Following U.S. District Judge Lynn Adelman’s decision to strike down Wisconsin’s restrictive voter ID law Tuesday, Senate leadership said it is unlikely the Legislature will come back into session to address the law before November’s elections.
As legislators returned to their districts to begin their re-election campaigns last month, Walker said he would possibly call lawmakers back to Madison for a special session in the event the voter ID laws were struck down.
Senate Majority Leader Scott Fitzgerald, R-Juneau, told the Wisconsin State Journal Wednesday that legislators would not be called back to Madison due to a lack of time.
“I don’t see [the Legislature] coming back. It’s not going to be resolved for the November election,” Fitzgerald said. “This pretty much ends the idea that we could come in and do something through a legislative effort that would make sense at this point.”
Larry Dupuis, legal director of the American Civil Liberties Union of Wisconsin, said even if the state appeals the case, subsequently taking it to the U.S. Seventh Circuit Court of Appeals in Chicago as Wisconsin Attorney General J.B. Van Hollen has indicated it will, it is unlikely that the law will be reinstated by election day.
Dupuis said the process to appeal is lengthy, and would require many months of preparation. Even if the process was expedited, he said it is unlikely Wisconsin will have a voter ID law back in place before November.
With about 300,000 Wisconsin voters without a valid form of ID, many of whom are low-income minority individuals, the law would have disenfranchised a significant portion of the Wisconsin population, Dupuis said.

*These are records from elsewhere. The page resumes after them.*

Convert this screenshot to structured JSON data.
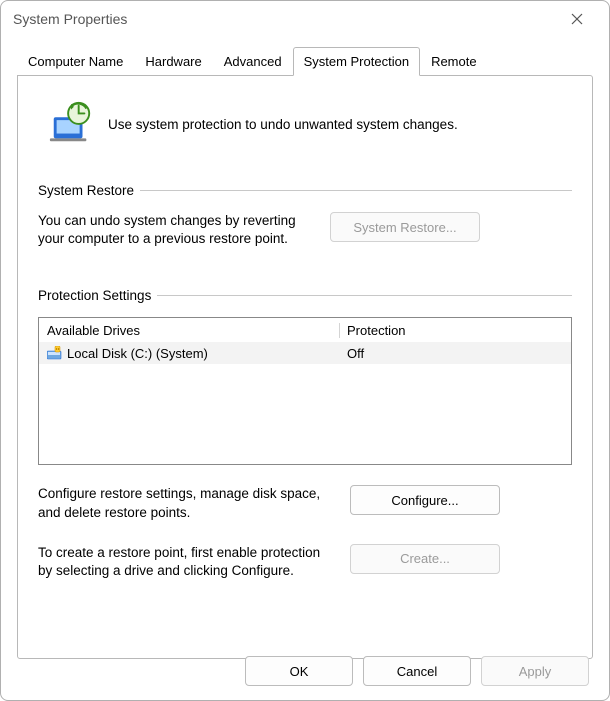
{
  "window": {
    "title": "System Properties"
  },
  "tabs": {
    "computer_name": "Computer Name",
    "hardware": "Hardware",
    "advanced": "Advanced",
    "system_protection": "System Protection",
    "remote": "Remote"
  },
  "intro": {
    "text": "Use system protection to undo unwanted system changes."
  },
  "system_restore": {
    "legend": "System Restore",
    "desc": "You can undo system changes by reverting your computer to a previous restore point.",
    "button": "System Restore..."
  },
  "protection_settings": {
    "legend": "Protection Settings",
    "table": {
      "header_drives": "Available Drives",
      "header_protection": "Protection",
      "rows": [
        {
          "name": "Local Disk (C:) (System)",
          "protection": "Off"
        }
      ]
    },
    "configure_desc": "Configure restore settings, manage disk space, and delete restore points.",
    "configure_button": "Configure...",
    "create_desc": "To create a restore point, first enable protection by selecting a drive and clicking Configure.",
    "create_button": "Create..."
  },
  "buttons": {
    "ok": "OK",
    "cancel": "Cancel",
    "apply": "Apply"
  }
}
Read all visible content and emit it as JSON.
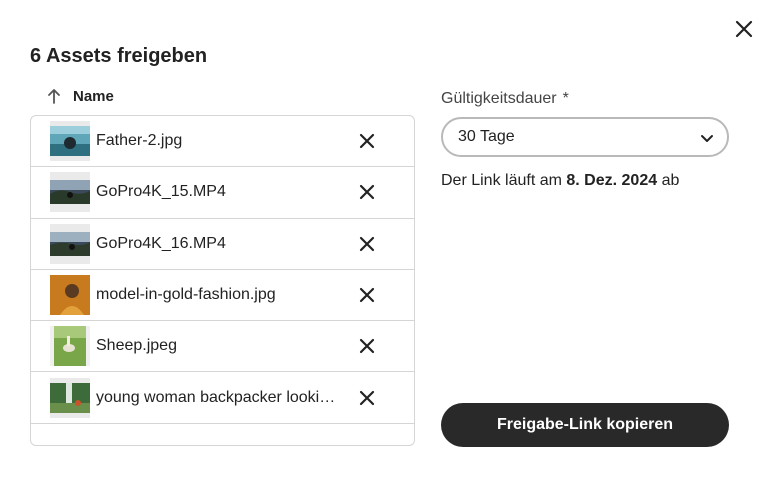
{
  "dialog": {
    "title": "6 Assets freigeben",
    "close_icon": "close-icon"
  },
  "list": {
    "column_header": "Name",
    "sort_icon": "arrow-up-icon",
    "items": [
      {
        "name": "Father-2.jpg",
        "thumb": "photo-beach"
      },
      {
        "name": "GoPro4K_15.MP4",
        "thumb": "video-landscape"
      },
      {
        "name": "GoPro4K_16.MP4",
        "thumb": "video-landscape"
      },
      {
        "name": "model-in-gold-fashion.jpg",
        "thumb": "photo-portrait"
      },
      {
        "name": "Sheep.jpeg",
        "thumb": "photo-field"
      },
      {
        "name": "young woman backpacker looki…",
        "thumb": "photo-forest"
      }
    ]
  },
  "validity": {
    "label": "Gültigkeitsdauer",
    "required_mark": "*",
    "selected": "30 Tage",
    "expiry_prefix": "Der Link läuft am",
    "expiry_date": "8. Dez. 2024",
    "expiry_suffix": "ab"
  },
  "actions": {
    "copy_link": "Freigabe-Link kopieren"
  },
  "colors": {
    "primary_button": "#292929",
    "border": "#d5d5d5",
    "text": "#222222"
  }
}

Adelman ruled the law disproportionately affects Black and Latino voters despite being billed as a measure to prevent voter fraud, which he said was an almost nonexistent occurrence.
“Act 23 only tenuously serves the state’s interest in preventing voter fraud and protecting the integrity of the electoral process, and therefore the state’s interests do not justify the discriminatory result,” Adelman wrote in the decision.
The penalties for voter fraud in Wisconsin, a felony carrying a $10,000 fine and up to three years of imprisonment, far outweigh the benefits of a single vote in an election, Adelman said.
Sen. Mary Lazich, R-New Berlin, who chairs the Senate elections committee, declared Adelman’s ruling “judicial activism.” Assembly Speaker Robin Vos, R-Rochester, also defended the voter ID law, saying the law was constitutional and he supports Van Hollen’s plans to appeal the decision.
“The U.S. Supreme Court has said voter ID is constitutional. We look forward to working with the governor and our colleagues in the Senate to do whatever it takes to ensure voter ID is in place as quickly as possible,” Vos said in a statement. “The integrity of our elections is too important to be caught up in the courts. Voter ID should be law in Wisconsin.”
The Wisconsin Supreme Court is currently also reviewing a challenge to the voter ID law. For the law to remain in place, it has to clear both the federal and state challenges.
Jay Heck, executive director at Common Cause Wisconsin, said recently approved legislation to limit early and weekend voting in Wisconsin will almost certainly be in place for November’s election. However, he said the League of Women Voters of Wisconsin was also potentially planning to bring forward a lawsuit to challenge the law.